In the book How to Snake a National Record, Hoppe explains that his Cobra wasn’t performing to the extent that he wanted back in the day, only running 14s in the 1/4-mile. After seeing Rosen run his small-block car, Hoppe turned his new Cobra over to him, and had the full Motion treatment applied.
The result was a full-fledged rocket on wheels – one that went on to put down 1/4-mile times in the low to mid 10-second range. The car set a new record of 131 mph with a 10.64-second run.
In 1966, still working both the Ford and Chevrolet angles (he still loved his Corvettes), Rosen moved his shop to Baldwin, New York. By 1967, Chevrolet had released the Camaro, and this prompted Rosen to partner with Baldwin Chevrolet to create one-of-a-kind, built-to-order Camaro super cars. From there, the Motion kept going forward, and expanded to include Novas, Chevelles, Corvettes, and even Biscayne “Street Racer Specials.”

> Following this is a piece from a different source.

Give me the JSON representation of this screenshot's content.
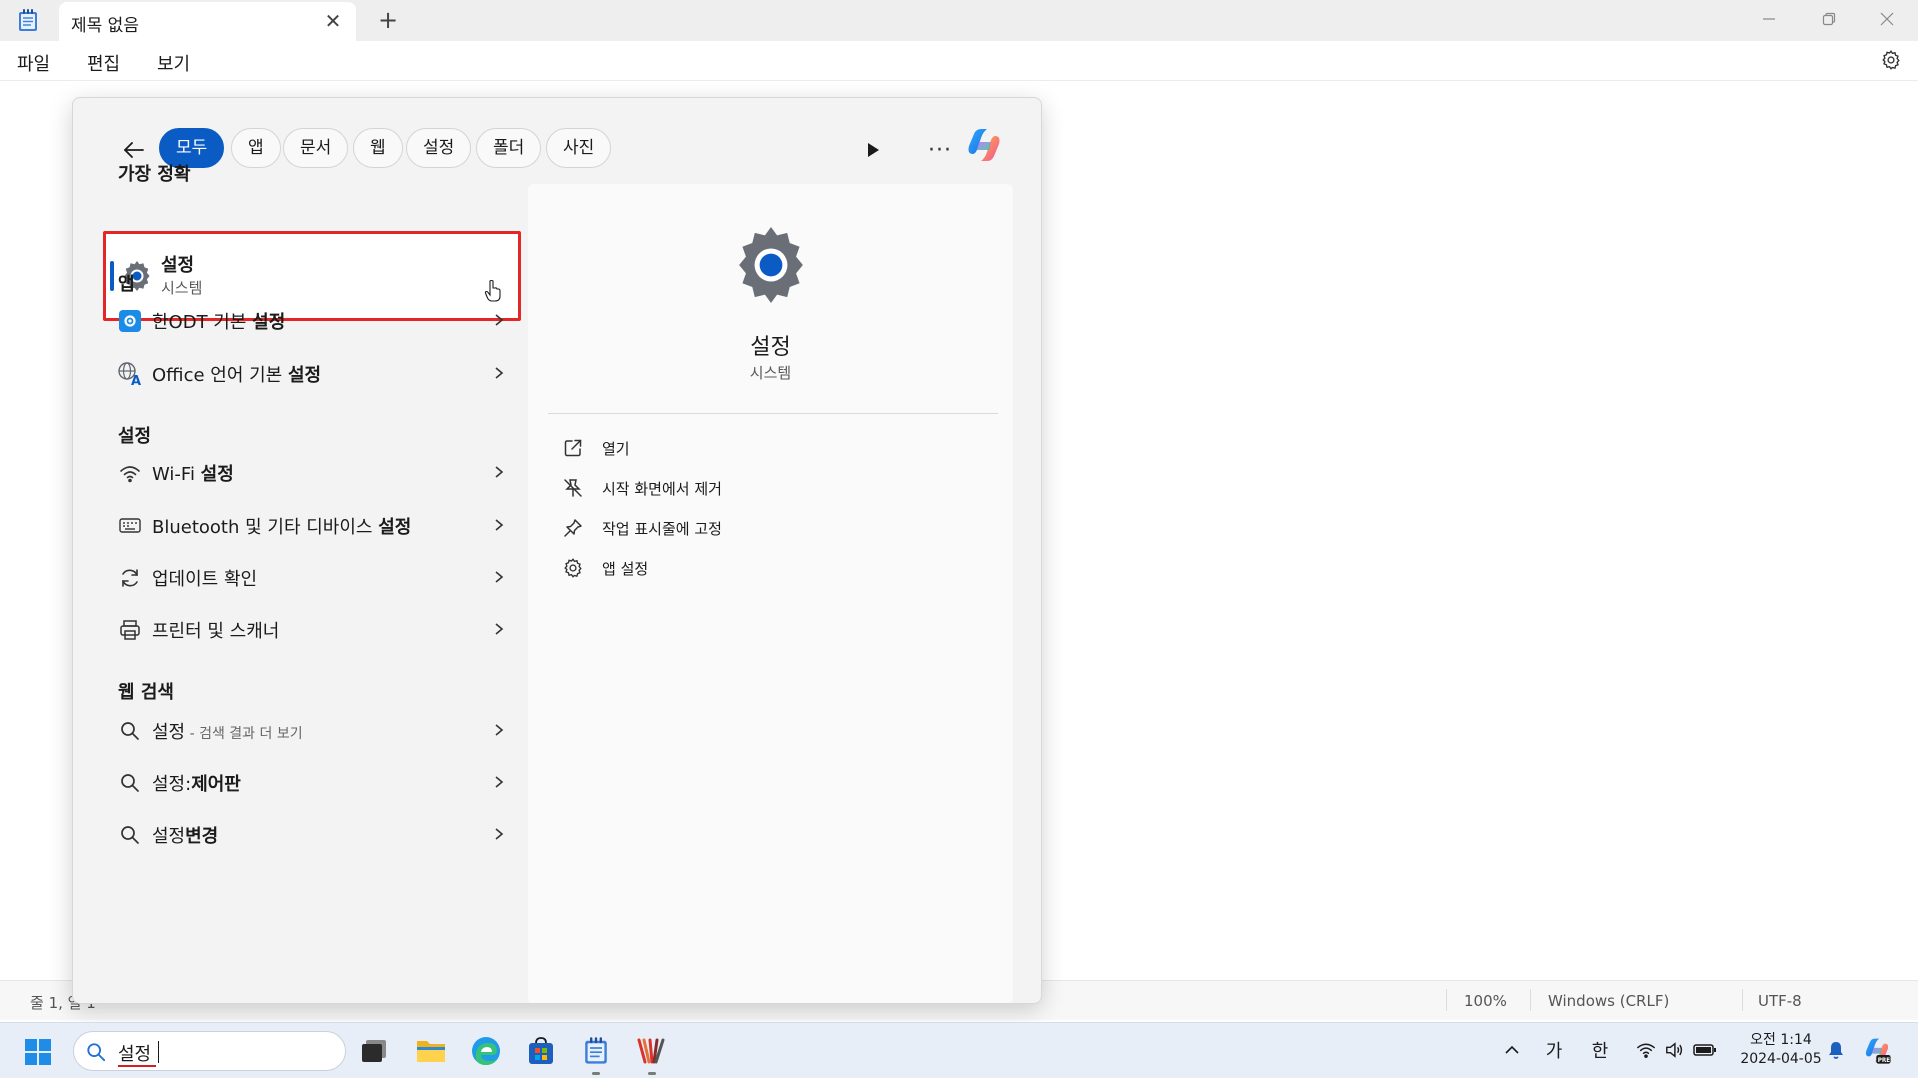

Rosen’s name may never be as famous as that of his high-performance company, but without him, the musclecar era would not have been the same. Drop the name Motion Chevrolet or the combined namesake of Baldwin-Motion around any shop, car show, or race, and watch any true Chevy fan’s eyes light up. Maybe that’s why Rosen brought back the name in 2001 with new Camaro offerings. Or maybe, Rosen hadn’t quite finished what he had started back in the day. Either way, we’re not complaining.